5. Unlike grease, oil flows freely, enabling it to conduct and carry away unwanted heat (thermal convection). This keeps base oil viscosity stable and reduces the risk of heat-induced oxidation and additive depletion. Grease's Counterpoint. When properly selected for a given application, the temperature of grease will remain reasonably low and out of risk of premature oxidation. Many lubed-for-life grease applications have exceeded ten years of service. 6. Unlike oil, the churning of grease in gears and bearings results in high energy-consumption losses and heat generation. Energy consumed by oil in a similar application may be only a fraction of that of grease. Grease's Counterpoint. When bearings are properly lubricated with the right amount of grease having the correct consistency, churning losses are negligible. Unneeded amounts of grease will push to the side and away from moving parts (such as rollers and cage). This forms a convenient channel, leaving only the needed amount of grease and oil for lubrication. Oil, on the other hand, will continue to flow back into the pathway of moving parts, causing churning and heat. 7. Because oil doesn't use thickeners there is no risk of incompatible thickeners clashing, causing changes in grease consistency and other problems. Grease's Counterpoint.
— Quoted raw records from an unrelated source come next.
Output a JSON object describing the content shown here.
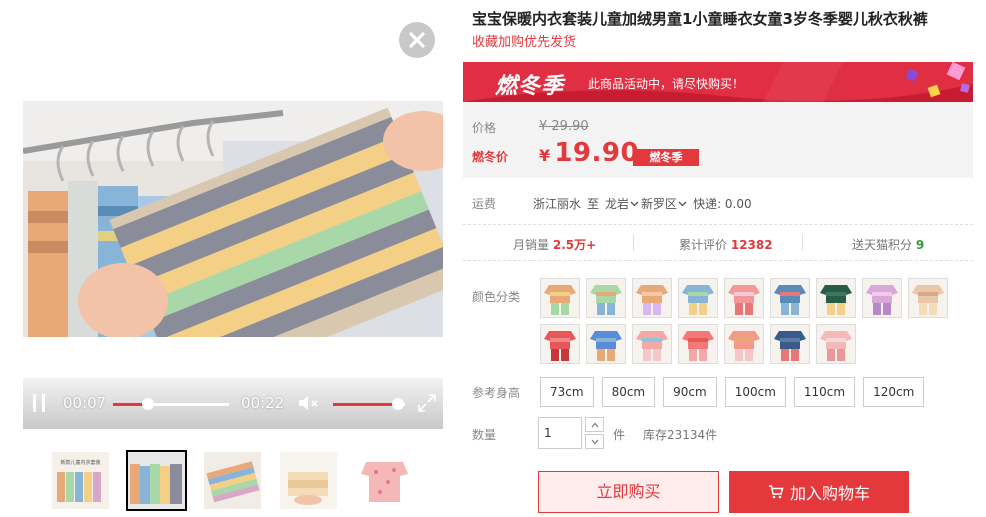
{
  "video": {
    "current_time": "00:07",
    "duration": "00:22",
    "progress": 0.3,
    "volume": 0.9
  },
  "thumbnails": [
    {
      "caption": "新款儿童内衣套装"
    },
    {
      "caption": ""
    },
    {
      "caption": ""
    },
    {
      "caption": ""
    },
    {
      "caption": ""
    }
  ],
  "product": {
    "title": "宝宝保暖内衣套装儿童加绒男童1小童睡衣女童3岁冬季婴儿秋衣秋裤",
    "subtitle": "收藏加购优先发货"
  },
  "promo": {
    "logo": "燃冬季",
    "text": "此商品活动中，请尽快购买！"
  },
  "price": {
    "orig_label": "价格",
    "orig_price": "¥ 29.90",
    "sale_label": "燃冬价",
    "currency": "¥",
    "sale_price": "19.90",
    "tag": "燃冬季"
  },
  "shipping": {
    "label": "运费",
    "from": "浙江丽水",
    "to_word": "至",
    "city": "龙岩",
    "district": "新罗区",
    "express": "快递: 0.00"
  },
  "stats": {
    "monthly_label": "月销量",
    "monthly_value": "2.5万+",
    "reviews_label": "累计评价",
    "reviews_value": "12382",
    "points_label": "送天猫积分",
    "points_value": "9"
  },
  "color_label": "颜色分类",
  "height_label": "参考身高",
  "sizes": [
    "73cm",
    "80cm",
    "90cm",
    "100cm",
    "110cm",
    "120cm"
  ],
  "quantity": {
    "label": "数量",
    "value": "1",
    "unit": "件",
    "stock": "库存23134件"
  },
  "buttons": {
    "buy_now": "立即购买",
    "add_cart": "加入购物车"
  },
  "colors": {
    "accent": "#e4393c",
    "promo_bg": "#e02e43",
    "green": "#2f9c32"
  }
}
True, oils don't employ thickeners in their formulation but there still remains the risk of base oil and additive incompatibility upon accidental mixing. In fact, one could argue that there is no greater security when two oils are mixed compared to mixing two grease products. And unlike some oils, grease additives will not settle out during storage or when machines are at rest. 8. Oil lubricants enable certain contaminants such as water and dirt to be briefly suspended and transported to filters, separators and settling zones. Grease suspends these types of contaminants permanently. In fact, some grease products will suspend 100 percent of their weight in water. Grease's Counterpoint. Unlike grease, circulating oil carries harmful contaminants to the far reaches of a system, risking wear and corrosion to many surfaces at the same time. Grease keeps most contaminants localized and immobilized and even displaced away from critical surfaces. 9. Oil volume in machine components can be precisely controlled using level gauges and sight glasses. Grease volume is nearly impossible to monitor and control. Over- and undergreasing are common causes of bearing failures. Grease's Counterpoint. Well-trained lube techs using proper tools and procedures have no problem introducing safe quantities of grease into bearings and similar components. 10.Oil can be changed without dismantling machine hardware. Grease must be repacked periodically, which involves a considerable cost associated with labor, material and downtime. Grease's Counterpoint. Many grease-lubed machines can run for years without the need to repack the bearings. Oil compartments, however, sometimes require constant drains and refills. 11. Oil-lubricated machines are easier to sample for laboratory analysis of wear metals, contaminants and fluid properties. A representative sample of an in-service grease is nearly impossible to obtain. Grease's Counterpoint. Perhaps 90 percent of bearings and components lubricated with grease are noncritical and don't require routine sampling and analysis. However, new methods are being developed to enable grease sampling on the run. 12. Used oils can be safely handled and disposed of with minimal impact to the environment. Most grease-lubricated machines are total-loss systems, meaning there is no environmentally simple way to recover and dispose of degraded or contaminated products. Grease's Counterpoint. Oil is actually more environmentally problematic than grease. As stated above, it more readily leaks out of machines and contaminates water, soil, plant life, etc.